Problem statement:
Every line of the entries below that carries the string "post" should be copied.

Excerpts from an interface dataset
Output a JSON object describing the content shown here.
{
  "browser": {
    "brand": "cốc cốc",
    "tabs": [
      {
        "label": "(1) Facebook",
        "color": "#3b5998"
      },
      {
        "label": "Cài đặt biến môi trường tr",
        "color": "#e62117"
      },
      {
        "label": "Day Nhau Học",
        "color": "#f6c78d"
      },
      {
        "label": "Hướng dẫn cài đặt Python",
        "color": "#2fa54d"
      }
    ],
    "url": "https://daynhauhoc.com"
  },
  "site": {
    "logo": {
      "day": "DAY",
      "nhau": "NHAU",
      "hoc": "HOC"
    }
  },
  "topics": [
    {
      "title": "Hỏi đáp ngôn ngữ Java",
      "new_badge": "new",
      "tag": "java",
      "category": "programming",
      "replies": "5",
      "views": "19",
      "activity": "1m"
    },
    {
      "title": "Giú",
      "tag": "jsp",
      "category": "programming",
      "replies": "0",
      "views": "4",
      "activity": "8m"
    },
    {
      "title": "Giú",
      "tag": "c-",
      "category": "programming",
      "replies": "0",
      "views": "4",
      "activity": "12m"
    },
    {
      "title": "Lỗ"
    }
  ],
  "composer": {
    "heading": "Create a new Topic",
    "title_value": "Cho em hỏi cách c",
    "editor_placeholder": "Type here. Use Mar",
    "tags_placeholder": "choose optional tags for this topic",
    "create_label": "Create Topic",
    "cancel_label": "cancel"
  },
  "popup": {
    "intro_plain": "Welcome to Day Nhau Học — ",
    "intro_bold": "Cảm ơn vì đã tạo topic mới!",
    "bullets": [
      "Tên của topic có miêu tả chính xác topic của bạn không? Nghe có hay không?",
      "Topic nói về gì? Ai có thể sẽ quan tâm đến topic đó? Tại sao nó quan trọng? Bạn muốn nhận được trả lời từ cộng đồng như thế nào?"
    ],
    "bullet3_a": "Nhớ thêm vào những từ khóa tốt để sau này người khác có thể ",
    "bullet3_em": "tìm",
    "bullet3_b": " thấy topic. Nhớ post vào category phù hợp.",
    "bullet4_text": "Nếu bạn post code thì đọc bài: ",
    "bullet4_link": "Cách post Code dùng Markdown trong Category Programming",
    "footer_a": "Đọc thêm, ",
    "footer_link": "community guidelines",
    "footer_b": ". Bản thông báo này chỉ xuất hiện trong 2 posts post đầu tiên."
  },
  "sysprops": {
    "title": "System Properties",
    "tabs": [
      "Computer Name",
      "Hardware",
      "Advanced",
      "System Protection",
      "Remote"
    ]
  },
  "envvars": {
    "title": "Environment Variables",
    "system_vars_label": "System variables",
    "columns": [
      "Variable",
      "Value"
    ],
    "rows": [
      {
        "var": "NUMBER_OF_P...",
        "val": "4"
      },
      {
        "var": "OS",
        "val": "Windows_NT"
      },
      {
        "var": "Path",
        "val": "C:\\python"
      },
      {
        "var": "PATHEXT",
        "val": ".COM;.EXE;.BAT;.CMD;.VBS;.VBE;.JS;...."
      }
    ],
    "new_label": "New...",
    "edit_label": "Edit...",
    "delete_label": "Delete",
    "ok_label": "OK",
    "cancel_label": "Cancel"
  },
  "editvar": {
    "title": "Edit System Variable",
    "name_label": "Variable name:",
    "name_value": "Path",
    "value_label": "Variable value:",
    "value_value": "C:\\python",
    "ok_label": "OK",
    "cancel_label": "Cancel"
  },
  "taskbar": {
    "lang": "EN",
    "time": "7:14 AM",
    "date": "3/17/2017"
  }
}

Problem solution:
    "bullet3_b": " thấy topic. Nhớ post vào category phù hợp.",
    "bullet4_text": "Nếu bạn post code thì đọc bài: ",
    "bullet4_link": "Cách post Code dùng Markdown trong Category Programming",
    "footer_b": ". Bản thông báo này chỉ xuất hiện trong 2 posts post đầu tiên."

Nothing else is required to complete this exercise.